Snaky Words

Posted in Uncategorized on September 3, 2013 by ancienthopes

God “spoke” all creation into being through “words.” The snake, who we have previously identified as a “demonophany,” the “dark side” of the Theophany motif in the Garden, attempts to undo creation by deceitful words. Since evil has no necessary existence independent of God’s purposes and creation, evil cannot be truly creative, but can only imitate. Still, we have before us a meditation on the whole idea of spoken words and their power, not only for good, but as we have here, for evil. The ancient Hebrews had a keen theology of words; they are symbols of great forces that underlie creation. When God speaks, there is creation, order, goodness, blessing, and truth. When Satan speaks, the opposite is unleashed; chaos, disorder, evil, and death.

How does the snake operate? It is the same thing over and over again; it so effective that it never changes! It always begins with suggestion; “So God said …,” a sort of half interrogation, half exclamation, as if the serpent brooded long over a problem (Skinner). This then gives way to exaggeration; “… from any tree of the garden?” We know Eve is tracking with evil when she herself exaggerates in her response, “… neither shall you touch it.” The snake knows that if he can make God and His commands sound ridiculous through exaggeration, then we are ripe for the final move, that of flat contradiction, “you shall not die!” (Kidner). We have no idea how this all transpired in space and time. We do know that what we have here, in this vivid, brief narrative, is the essence of temptation as it confronts every man since this infernal event. Adam is every man, Eve every woman, and the snake forever lisping the same lines.

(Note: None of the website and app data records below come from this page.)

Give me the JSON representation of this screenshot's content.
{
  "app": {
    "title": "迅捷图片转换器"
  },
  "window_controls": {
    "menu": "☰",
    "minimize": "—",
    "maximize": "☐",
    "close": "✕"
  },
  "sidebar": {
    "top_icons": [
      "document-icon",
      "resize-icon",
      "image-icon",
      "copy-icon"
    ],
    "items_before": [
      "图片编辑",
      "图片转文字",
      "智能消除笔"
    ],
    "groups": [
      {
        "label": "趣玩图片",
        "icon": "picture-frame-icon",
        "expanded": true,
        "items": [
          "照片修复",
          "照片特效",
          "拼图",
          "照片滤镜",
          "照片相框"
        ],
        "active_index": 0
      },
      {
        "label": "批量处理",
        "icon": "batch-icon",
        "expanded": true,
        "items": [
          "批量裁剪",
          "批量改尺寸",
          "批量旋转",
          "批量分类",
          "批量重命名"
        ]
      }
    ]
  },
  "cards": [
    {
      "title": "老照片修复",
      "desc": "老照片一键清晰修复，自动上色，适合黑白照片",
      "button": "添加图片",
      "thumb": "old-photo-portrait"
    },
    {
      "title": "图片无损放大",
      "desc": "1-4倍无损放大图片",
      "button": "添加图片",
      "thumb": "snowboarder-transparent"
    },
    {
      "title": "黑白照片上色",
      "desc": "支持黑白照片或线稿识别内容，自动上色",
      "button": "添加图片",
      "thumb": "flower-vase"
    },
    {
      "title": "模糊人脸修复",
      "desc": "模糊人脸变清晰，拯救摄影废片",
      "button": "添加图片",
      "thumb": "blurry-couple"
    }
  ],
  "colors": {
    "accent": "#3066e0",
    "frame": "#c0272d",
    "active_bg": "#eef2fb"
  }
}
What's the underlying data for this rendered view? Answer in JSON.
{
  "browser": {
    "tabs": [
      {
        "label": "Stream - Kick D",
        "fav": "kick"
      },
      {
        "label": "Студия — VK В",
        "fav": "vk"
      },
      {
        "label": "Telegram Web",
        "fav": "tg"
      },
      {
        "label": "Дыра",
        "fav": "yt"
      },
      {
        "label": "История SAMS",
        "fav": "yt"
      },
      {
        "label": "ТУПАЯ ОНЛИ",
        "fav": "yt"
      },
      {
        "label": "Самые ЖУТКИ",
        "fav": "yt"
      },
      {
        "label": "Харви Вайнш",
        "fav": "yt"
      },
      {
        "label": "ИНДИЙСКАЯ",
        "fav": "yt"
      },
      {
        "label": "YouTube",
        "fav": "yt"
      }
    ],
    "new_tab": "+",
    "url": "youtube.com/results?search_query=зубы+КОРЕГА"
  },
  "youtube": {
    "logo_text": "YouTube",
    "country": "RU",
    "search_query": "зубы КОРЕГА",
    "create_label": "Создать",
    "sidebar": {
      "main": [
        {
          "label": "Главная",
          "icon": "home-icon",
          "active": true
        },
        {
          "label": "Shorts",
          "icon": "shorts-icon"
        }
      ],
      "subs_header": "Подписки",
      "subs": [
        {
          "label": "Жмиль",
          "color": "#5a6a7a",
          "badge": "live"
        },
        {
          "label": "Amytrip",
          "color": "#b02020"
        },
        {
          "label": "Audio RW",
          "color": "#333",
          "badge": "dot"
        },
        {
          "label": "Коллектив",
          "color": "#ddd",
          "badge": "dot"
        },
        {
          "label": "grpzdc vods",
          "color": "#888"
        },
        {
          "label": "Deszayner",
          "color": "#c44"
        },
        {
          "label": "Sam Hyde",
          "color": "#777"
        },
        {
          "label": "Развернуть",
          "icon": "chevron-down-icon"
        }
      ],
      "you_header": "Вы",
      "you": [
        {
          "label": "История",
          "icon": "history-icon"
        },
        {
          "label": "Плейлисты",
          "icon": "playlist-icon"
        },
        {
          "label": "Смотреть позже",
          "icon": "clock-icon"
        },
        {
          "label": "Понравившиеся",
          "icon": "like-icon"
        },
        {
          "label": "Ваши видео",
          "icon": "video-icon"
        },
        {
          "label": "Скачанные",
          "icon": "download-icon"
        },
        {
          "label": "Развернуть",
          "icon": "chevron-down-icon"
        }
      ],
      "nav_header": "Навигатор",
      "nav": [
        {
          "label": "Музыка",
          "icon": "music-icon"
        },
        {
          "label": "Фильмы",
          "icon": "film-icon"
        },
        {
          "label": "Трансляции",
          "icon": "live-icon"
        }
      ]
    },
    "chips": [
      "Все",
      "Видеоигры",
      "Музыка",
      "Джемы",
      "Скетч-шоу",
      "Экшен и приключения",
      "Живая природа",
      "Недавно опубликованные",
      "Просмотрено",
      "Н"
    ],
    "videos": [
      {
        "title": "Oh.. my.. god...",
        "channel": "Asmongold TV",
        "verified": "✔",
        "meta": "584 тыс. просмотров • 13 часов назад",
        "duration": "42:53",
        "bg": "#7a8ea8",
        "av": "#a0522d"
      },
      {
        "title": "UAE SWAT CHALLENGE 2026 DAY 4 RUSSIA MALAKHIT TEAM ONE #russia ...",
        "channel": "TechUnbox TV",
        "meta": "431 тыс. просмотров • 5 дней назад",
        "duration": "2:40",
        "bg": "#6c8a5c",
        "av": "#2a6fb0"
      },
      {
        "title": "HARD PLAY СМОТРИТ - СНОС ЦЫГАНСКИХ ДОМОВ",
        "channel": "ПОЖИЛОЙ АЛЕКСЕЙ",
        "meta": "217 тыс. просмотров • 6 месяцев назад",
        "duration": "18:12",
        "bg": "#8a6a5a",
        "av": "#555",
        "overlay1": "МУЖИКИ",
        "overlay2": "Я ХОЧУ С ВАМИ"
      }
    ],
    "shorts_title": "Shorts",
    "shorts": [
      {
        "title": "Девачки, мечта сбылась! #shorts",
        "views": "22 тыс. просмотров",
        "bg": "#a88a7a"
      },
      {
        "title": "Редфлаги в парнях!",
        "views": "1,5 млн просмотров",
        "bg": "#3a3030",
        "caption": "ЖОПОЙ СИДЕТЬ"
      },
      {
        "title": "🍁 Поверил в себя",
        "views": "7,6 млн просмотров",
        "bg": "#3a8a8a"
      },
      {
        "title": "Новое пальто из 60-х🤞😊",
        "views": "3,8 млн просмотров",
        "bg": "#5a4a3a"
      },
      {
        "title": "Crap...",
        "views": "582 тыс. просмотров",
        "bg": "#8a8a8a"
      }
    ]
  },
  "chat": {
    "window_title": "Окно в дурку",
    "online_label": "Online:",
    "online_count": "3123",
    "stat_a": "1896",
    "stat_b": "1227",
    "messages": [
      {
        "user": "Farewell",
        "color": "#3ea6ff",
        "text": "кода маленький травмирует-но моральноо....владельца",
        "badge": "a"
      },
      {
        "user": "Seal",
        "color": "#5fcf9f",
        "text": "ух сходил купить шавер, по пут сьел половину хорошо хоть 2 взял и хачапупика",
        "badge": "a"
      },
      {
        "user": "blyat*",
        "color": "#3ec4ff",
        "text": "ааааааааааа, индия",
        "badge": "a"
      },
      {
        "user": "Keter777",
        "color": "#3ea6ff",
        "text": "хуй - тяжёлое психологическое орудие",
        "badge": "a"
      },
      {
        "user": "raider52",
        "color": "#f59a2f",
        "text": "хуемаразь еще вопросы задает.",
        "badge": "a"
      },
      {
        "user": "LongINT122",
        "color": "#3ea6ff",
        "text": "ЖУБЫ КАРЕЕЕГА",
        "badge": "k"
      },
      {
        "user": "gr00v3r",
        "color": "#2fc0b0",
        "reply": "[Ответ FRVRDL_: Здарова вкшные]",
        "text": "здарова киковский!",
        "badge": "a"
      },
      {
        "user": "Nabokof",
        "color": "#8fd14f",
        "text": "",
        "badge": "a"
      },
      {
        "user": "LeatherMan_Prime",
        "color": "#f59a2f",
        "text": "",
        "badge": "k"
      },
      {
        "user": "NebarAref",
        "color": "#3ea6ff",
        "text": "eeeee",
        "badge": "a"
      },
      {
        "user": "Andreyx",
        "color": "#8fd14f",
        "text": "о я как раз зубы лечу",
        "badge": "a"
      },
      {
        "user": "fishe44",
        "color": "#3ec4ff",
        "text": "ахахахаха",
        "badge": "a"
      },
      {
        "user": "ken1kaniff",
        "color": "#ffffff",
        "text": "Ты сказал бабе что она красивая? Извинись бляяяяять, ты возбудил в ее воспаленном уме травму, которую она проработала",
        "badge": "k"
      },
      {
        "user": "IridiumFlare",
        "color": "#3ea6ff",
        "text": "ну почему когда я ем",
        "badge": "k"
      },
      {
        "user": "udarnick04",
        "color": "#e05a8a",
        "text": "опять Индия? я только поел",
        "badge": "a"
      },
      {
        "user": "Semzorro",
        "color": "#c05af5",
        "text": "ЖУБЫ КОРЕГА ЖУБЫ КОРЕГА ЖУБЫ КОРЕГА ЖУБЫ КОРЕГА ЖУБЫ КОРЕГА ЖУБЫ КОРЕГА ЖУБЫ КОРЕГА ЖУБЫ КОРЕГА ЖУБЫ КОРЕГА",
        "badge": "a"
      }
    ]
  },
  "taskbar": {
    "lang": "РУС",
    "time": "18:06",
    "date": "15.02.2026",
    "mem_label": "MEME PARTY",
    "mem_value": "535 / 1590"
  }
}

The Hebrew word for the snake is nāḥāš. There is some debate as to whether the root of this word is connected to the verbal stem nḥš (practice divination) and the noun naḥaš (bewitchment, magic curse). Whatever the etymology, the sound of the word nāḥāš would certainly draw to the Hebrew mind witchery ─ temptation is a sort of spell casting. How else can we explain the irrationality of temptation and evil? The movement of these few verses invites us to see Eve in a voluntary trance-like state. Though tempted, she is not forced … she allows her will to be drawn by a stronger one. Evil captured her imagination; she follows, against her better judgment, the brush strokes as the snake repaints reality into a nightmare.

Eve’s sin is two-fold. At some point she lost confidence in God. Everything hung on the incomprehensible command not to take of the tree of “all knowledge” (see July 8, The Two Trees). Again, the tree was good in itself for it was created by God. The command could only be listened to and obeyed (Westermann). Eve came to believe that God was keeping something from her. Once she doubted God’s intentions, then the second aspect necessarily plays itself out, and that is to take matters into her own hands and be god (autonomy). These are the two aspects of rebellion that takes place in every temptation at all times, everywhere. This two-fold sin is the essence of infidelity, of unbelief. Its opposite, that of believing God has our best in mind, and that we will therefore not take matters into our own hands, is the essence of faith, which we might call a “pre-fall,” or “original” attitude of humanity. It is precious to God.

Though Eve was tempted, Adam, who was conspicuously “with her” when the nāḥāš was working his wife, failed to subdue evil by neglect; it was directly to him that God gave the commandment and therefore he was more directly responsible. Adam, in fact, was the ultimate goal, for the nāḥāš knew that to get Adam it must go through Eve. Eve wanted to be “like God,” an irony, for she was already made in the image of God; Adam made a god of Eve, and intentionally chose her over God. Neither let God be God.